#### Goal of the exercise
Retype the data in its entirety, with no word changed.

#### Supplied entries

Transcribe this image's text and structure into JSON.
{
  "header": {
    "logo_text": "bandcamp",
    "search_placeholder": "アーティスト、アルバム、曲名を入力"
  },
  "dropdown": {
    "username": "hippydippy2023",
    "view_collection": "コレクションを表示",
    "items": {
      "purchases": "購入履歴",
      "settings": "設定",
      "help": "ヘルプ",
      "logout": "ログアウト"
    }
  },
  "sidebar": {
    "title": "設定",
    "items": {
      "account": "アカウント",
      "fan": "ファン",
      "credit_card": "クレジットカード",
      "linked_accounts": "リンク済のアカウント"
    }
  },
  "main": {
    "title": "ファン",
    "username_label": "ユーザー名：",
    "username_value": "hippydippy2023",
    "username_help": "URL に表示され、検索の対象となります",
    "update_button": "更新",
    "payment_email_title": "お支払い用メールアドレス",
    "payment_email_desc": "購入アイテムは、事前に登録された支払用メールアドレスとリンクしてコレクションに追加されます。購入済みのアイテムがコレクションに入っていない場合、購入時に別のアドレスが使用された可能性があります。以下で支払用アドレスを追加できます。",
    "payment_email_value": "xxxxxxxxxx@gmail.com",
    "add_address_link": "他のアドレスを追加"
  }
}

#### Completed task
Transcribe this image's text and structure into JSON.
{
  "header": {
    "logo_text": "bandcamp",
    "search_placeholder": "アーティスト、アルバム、曲名を入力"
  },
  "dropdown": {
    "username": "hippydippy2023",
    "view_collection": "コレクションを表示",
    "items": {
      "purchases": "購入履歴",
      "settings": "設定",
      "help": "ヘルプ",
      "logout": "ログアウト"
    }
  },
  "sidebar": {
    "title": "設定",
    "items": {
      "account": "アカウント",
      "fan": "ファン",
      "credit_card": "クレジットカード",
      "linked_accounts": "リンク済のアカウント"
    }
  },
  "main": {
    "title": "ファン",
    "username_label": "ユーザー名：",
    "username_value": "hippydippy2023",
    "username_help": "URL に表示され、検索の対象となります",
    "update_button": "更新",
    "payment_email_title": "お支払い用メールアドレス",
    "payment_email_desc": "購入アイテムは、事前に登録された支払用メールアドレスとリンクしてコレクションに追加されます。購入済みのアイテムがコレクションに入っていない場合、購入時に別のアドレスが使用された可能性があります。以下で支払用アドレスを追加できます。",
    "payment_email_value": "xxxxxxxxxx@gmail.com",
    "add_address_link": "他のアドレスを追加"
  }
}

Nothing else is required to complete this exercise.